The current Bishop of Loughborough will take on the role of Bishop in Chelmsford next year, the post where Stephen Cottrell, now Archbishop of York, used to serve.
Bishop Guli, currently a suffragan (junior) bishop, told Premier she is extremely excited to get to know the area as the whole appointment process has been on the video calling programme Zoom: "I'm not sure I've ever been to Essex!" she said.
"I know East London a little bit more. I have a sister who used to live in Forest Gate, which is in East London, for about 25 years so we often visited and I remember it very fondly: the sights and the sounds and the smells and the diversity.
"My priority, when I eventually get there and start the role, is really to spend time getting to know people, gathering the stories of the diocese, getting a sense of the culture and then beginning to get alongside others so that we can continue the work that's already been going on there of sharing the good news of Jesus Christ and serving our communities and working well in partnership with others."
Credit: Diocese of Leicester
Bishop Guli has been the Bishop of Loughborough since 2017 and has specific responsibilities in supporting clergy and congregation members from a black, Asian or minority ethnic background.
She was born in Iran and grew up in a small, persecuted Christian community there, where her father was also an Anglican bishop. Her brother was murdered after the Iranian Revolution and her family fled to the UK when she was a teenager. She went to Nottingham University and then Bristol, before training to becoming a priest and getting a doctorate in theology.
Having spoken a lot in her current role about issues of race within the Church, Francis-Dehqani told Premier she does want to see the church diversify: "The only way we'll do that is by being open, each of us, to being changed by those that we encounter. We can't keep talking about diversity if what we're hoping is that people will just come in and become a little bit more like us. We have to be open to real change and real transformation. I'll continue using my voice for those kinds of things and also for developing strong links in the community.

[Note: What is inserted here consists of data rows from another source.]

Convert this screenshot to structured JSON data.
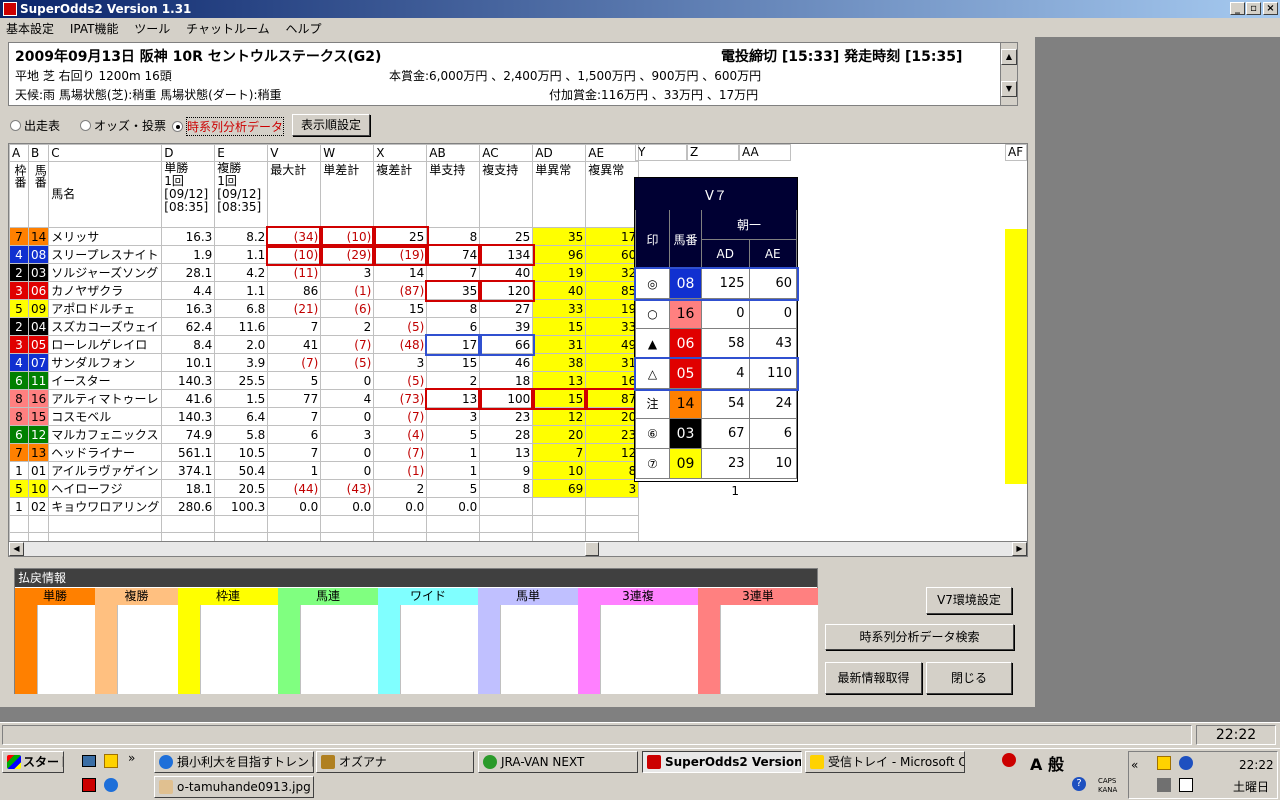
{
  "window": {
    "title": "SuperOdds2 Version 1.31"
  },
  "menu": [
    "基本設定",
    "IPAT機能",
    "ツール",
    "チャットルーム",
    "ヘルプ"
  ],
  "race": {
    "title": "2009年09月13日 阪神  10R セントウルステークス(G2)",
    "deadline": "電投締切 [15:33] 発走時刻 [15:35]",
    "course": "平地  芝     右回り  1200m 16頭",
    "prize": "本賞金:6,000万円 、2,400万円 、1,500万円 、900万円 、600万円",
    "weather": "天候:雨  馬場状態(芝):稍重  馬場状態(ダート):稍重",
    "extra_prize": "付加賞金:116万円 、33万円 、17万円"
  },
  "views": {
    "r1": "出走表",
    "r2": "オッズ・投票",
    "r3": "時系列分析データ",
    "order_btn": "表示順設定"
  },
  "grid": {
    "letters": [
      "A",
      "B",
      "C",
      "D",
      "E",
      "V",
      "W",
      "X",
      "AB",
      "AC",
      "AD",
      "AE",
      "Y",
      "Z",
      "AA",
      "AF"
    ],
    "headers": [
      "枠番",
      "馬番",
      "馬名",
      "単勝\n1回\n[09/12]\n[08:35]",
      "複勝\n1回\n[09/12]\n[08:35]",
      "最大計",
      "単差計",
      "複差計",
      "単支持",
      "複支持",
      "単異常",
      "複異常"
    ],
    "rows": [
      [
        "7",
        "14",
        "メリッサ",
        "16.3",
        "8.2",
        "(34)",
        "(10)",
        "25",
        "8",
        "25",
        "35",
        "17"
      ],
      [
        "4",
        "08",
        "スリープレスナイト",
        "1.9",
        "1.1",
        "(10)",
        "(29)",
        "(19)",
        "74",
        "134",
        "96",
        "60"
      ],
      [
        "2",
        "03",
        "ソルジャーズソング",
        "28.1",
        "4.2",
        "(11)",
        "3",
        "14",
        "7",
        "40",
        "19",
        "32"
      ],
      [
        "3",
        "06",
        "カノヤザクラ",
        "4.4",
        "1.1",
        "86",
        "(1)",
        "(87)",
        "35",
        "120",
        "40",
        "85"
      ],
      [
        "5",
        "09",
        "アポロドルチェ",
        "16.3",
        "6.8",
        "(21)",
        "(6)",
        "15",
        "8",
        "27",
        "33",
        "19"
      ],
      [
        "2",
        "04",
        "スズカコーズウェイ",
        "62.4",
        "11.6",
        "7",
        "2",
        "(5)",
        "6",
        "39",
        "15",
        "33"
      ],
      [
        "3",
        "05",
        "ローレルゲレイロ",
        "8.4",
        "2.0",
        "41",
        "(7)",
        "(48)",
        "17",
        "66",
        "31",
        "49"
      ],
      [
        "4",
        "07",
        "サンダルフォン",
        "10.1",
        "3.9",
        "(7)",
        "(5)",
        "3",
        "15",
        "46",
        "38",
        "31"
      ],
      [
        "6",
        "11",
        "イースター",
        "140.3",
        "25.5",
        "5",
        "0",
        "(5)",
        "2",
        "18",
        "13",
        "16"
      ],
      [
        "8",
        "16",
        "アルティマトゥーレ",
        "41.6",
        "1.5",
        "77",
        "4",
        "(73)",
        "13",
        "100",
        "15",
        "87"
      ],
      [
        "8",
        "15",
        "コスモベル",
        "140.3",
        "6.4",
        "7",
        "0",
        "(7)",
        "3",
        "23",
        "12",
        "20"
      ],
      [
        "6",
        "12",
        "マルカフェニックス",
        "74.9",
        "5.8",
        "6",
        "3",
        "(4)",
        "5",
        "28",
        "20",
        "23"
      ],
      [
        "7",
        "13",
        "ヘッドライナー",
        "561.1",
        "10.5",
        "7",
        "0",
        "(7)",
        "1",
        "13",
        "7",
        "12"
      ],
      [
        "1",
        "01",
        "アイルラヴァゲイン",
        "374.1",
        "50.4",
        "1",
        "0",
        "(1)",
        "1",
        "9",
        "10",
        "8"
      ],
      [
        "5",
        "10",
        "ヘイローフジ",
        "18.1",
        "20.5",
        "(44)",
        "(43)",
        "2",
        "5",
        "8",
        "69",
        "3"
      ],
      [
        "1",
        "02",
        "キョウワロアリング",
        "280.6",
        "100.3",
        "0.0",
        "0.0",
        "0.0",
        "0.0",
        "",
        "",
        ""
      ]
    ],
    "z_value": "1"
  },
  "v7": {
    "title": "V７",
    "group": "朝一",
    "col_mark": "印",
    "col_num": "馬番",
    "col_ad": "AD",
    "col_ae": "AE",
    "rows": [
      [
        "◎",
        "08",
        "125",
        "60"
      ],
      [
        "○",
        "16",
        "0",
        "0"
      ],
      [
        "▲",
        "06",
        "58",
        "43"
      ],
      [
        "△",
        "05",
        "4",
        "110"
      ],
      [
        "注",
        "14",
        "54",
        "24"
      ],
      [
        "⑥",
        "03",
        "67",
        "6"
      ],
      [
        "⑦",
        "09",
        "23",
        "10"
      ]
    ]
  },
  "payout": {
    "title": "払戻情報",
    "cols": [
      "単勝",
      "複勝",
      "枠連",
      "馬連",
      "ワイド",
      "馬単",
      "3連複",
      "3連単"
    ]
  },
  "buttons": {
    "v7_settings": "V7環境設定",
    "search": "時系列分析データ検索",
    "refresh": "最新情報取得",
    "close": "閉じる"
  },
  "status": {
    "time": "22:22"
  },
  "taskbar": {
    "start": "スタート",
    "tasks": [
      "損小利大を目指すトレンド...",
      "オズアナ",
      "JRA-VAN NEXT",
      "SuperOdds2 Version...",
      "受信トレイ - Microsoft O...",
      "o-tamuhande0913.jpg - ..."
    ],
    "clock": "22:22",
    "day": "土曜日",
    "ime": "A 般",
    "caps": "CAPS",
    "kana": "KANA"
  }
}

"I'm very committed to working well with ecumenical colleagues, interfaith colleagues, civic and and social leaders of all descriptions. The Church of England increasingly has to work in partnership with others as we seek to challenge the structural injustices that are around us, as well as meeting the needs of those who are most marginalised, always, of course, expecting to meet Christ coming towards us and meeting God already active in perhaps the most unexpected of places."
Speaking about her aims for Chelmsford, she said: "For me, the focus is to continue being a church, through all our Christian communities, that are outward focused - less anxious about our own survival and sitting light to our internal problems and divisions and keeping the focus on the wider world and of meeting the needs that are around us now."
Bishop Guli has been a chaplain at the Royal Academy of Music and had an Inter-faith role at the University of Northampton.
She is married to Canon Lee Francis-Dehqani, who is also ordained, and they have three children, one at university and twins at school.